Montana grain producers seem cautiously optimistic about the revamped North American Trade Deal between the United States, Canada and Mexico.
President Trump announced the deal Monday.
Nicole Rolf is the National Affairs Director for the Montana Farm Bureau Federation.
“From the initial reports we’re getting, it sounds very positive,” Rolf said.
The new U.S-Mexico-Canada Agreement, or USMCA, replaces the 24-year-old North American Free Trade Agreement.
The Associated Press reports it give U.S. farmers greater access to the Canadian dairy market.
The Farm Bureau Federation’s Nicole Rolf tells Montana Public Radio early indicators suggest the same holds true for American grain farmers.
“Basically any American wheat that went into the Canadian market would be sold as a feed-grade wheat. Having it be automatically graded at the lowest grade because it wasn’t the same as their variety, we didn’t think was a fair-trade practice; consequently, there was very little American wheat going north.
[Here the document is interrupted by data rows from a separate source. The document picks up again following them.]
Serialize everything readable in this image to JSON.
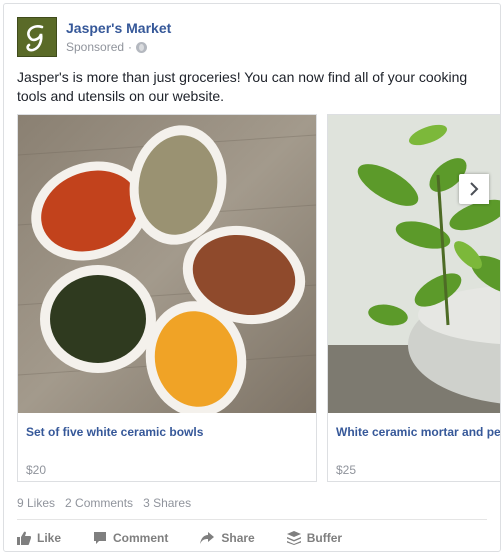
{
  "post": {
    "page_name": "Jasper's Market",
    "sponsored_label": "Sponsored",
    "separator": "·",
    "text": "Jasper's is more than just groceries! You can now find all of your cooking tools and utensils on our website."
  },
  "carousel": {
    "items": [
      {
        "title": "Set of five white ceramic bowls",
        "price": "$20",
        "image": "spice-bowls-image"
      },
      {
        "title": "White ceramic mortar and pes",
        "price": "$25",
        "image": "mortar-with-herbs-image"
      }
    ],
    "next_icon": "chevron-right-icon"
  },
  "stats": {
    "likes": "9 Likes",
    "comments": "2 Comments",
    "shares": "3 Shares"
  },
  "actions": [
    {
      "label": "Like",
      "icon": "thumbs-up-icon"
    },
    {
      "label": "Comment",
      "icon": "speech-bubble-icon"
    },
    {
      "label": "Share",
      "icon": "share-arrow-icon"
    },
    {
      "label": "Buffer",
      "icon": "buffer-layers-icon"
    }
  ],
  "colors": {
    "link_blue": "#365899",
    "meta_gray": "#90949c",
    "action_gray": "#7f7f7f",
    "border": "#dddfe2"
  }
}
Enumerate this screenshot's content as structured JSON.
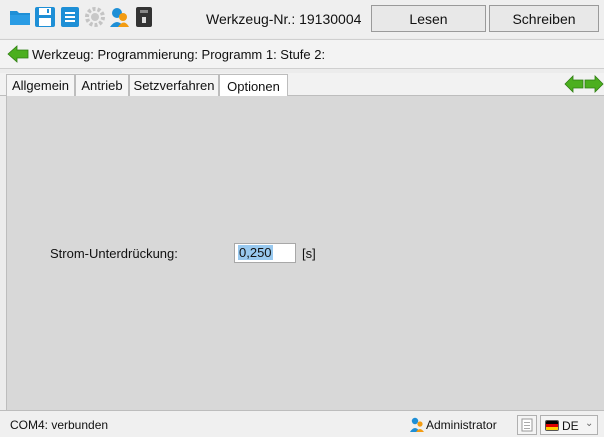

What we’re hearing is that those discriminatory type practices have been largely eliminated,” Rolf said.
Montana farmers and ranchers are still studying the new agreement and not yet ready to declare it a net win or loss for producers.
It does keep the former NAFTA dispute resolution process that the U.S. wanted to jettison.
The new USMCA still needs to be ratified by Congress, a step that could be affected by the outcome of next month’s mid-term election.